■ DESCRIPTION OF THE TASK: For this exercise, restate every line below word for word and drop the images.

■ INPUT DATA:
*** Begin section ***
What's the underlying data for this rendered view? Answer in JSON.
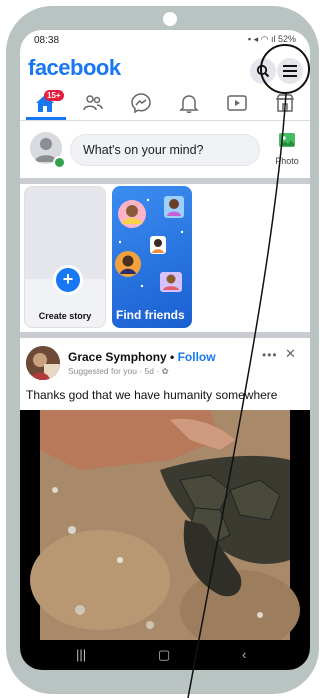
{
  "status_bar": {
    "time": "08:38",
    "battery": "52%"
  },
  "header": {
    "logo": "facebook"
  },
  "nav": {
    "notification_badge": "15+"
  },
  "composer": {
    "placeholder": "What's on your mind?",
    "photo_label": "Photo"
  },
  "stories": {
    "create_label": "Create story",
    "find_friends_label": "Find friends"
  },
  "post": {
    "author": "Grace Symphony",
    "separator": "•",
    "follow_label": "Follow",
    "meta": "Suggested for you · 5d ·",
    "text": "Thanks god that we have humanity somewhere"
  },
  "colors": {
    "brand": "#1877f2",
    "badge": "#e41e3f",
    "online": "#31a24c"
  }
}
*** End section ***
■ EXERCISE RESULT:
What's the underlying data for this rendered view? Answer in JSON.
{
  "status_bar": {
    "time": "08:38",
    "battery": "52%"
  },
  "header": {
    "logo": "facebook"
  },
  "nav": {
    "notification_badge": "15+"
  },
  "composer": {
    "placeholder": "What's on your mind?",
    "photo_label": "Photo"
  },
  "stories": {
    "create_label": "Create story",
    "find_friends_label": "Find friends"
  },
  "post": {
    "author": "Grace Symphony",
    "separator": "•",
    "follow_label": "Follow",
    "meta": "Suggested for you · 5d ·",
    "text": "Thanks god that we have humanity somewhere"
  },
  "colors": {
    "brand": "#1877f2",
    "badge": "#e41e3f",
    "online": "#31a24c"
  }
}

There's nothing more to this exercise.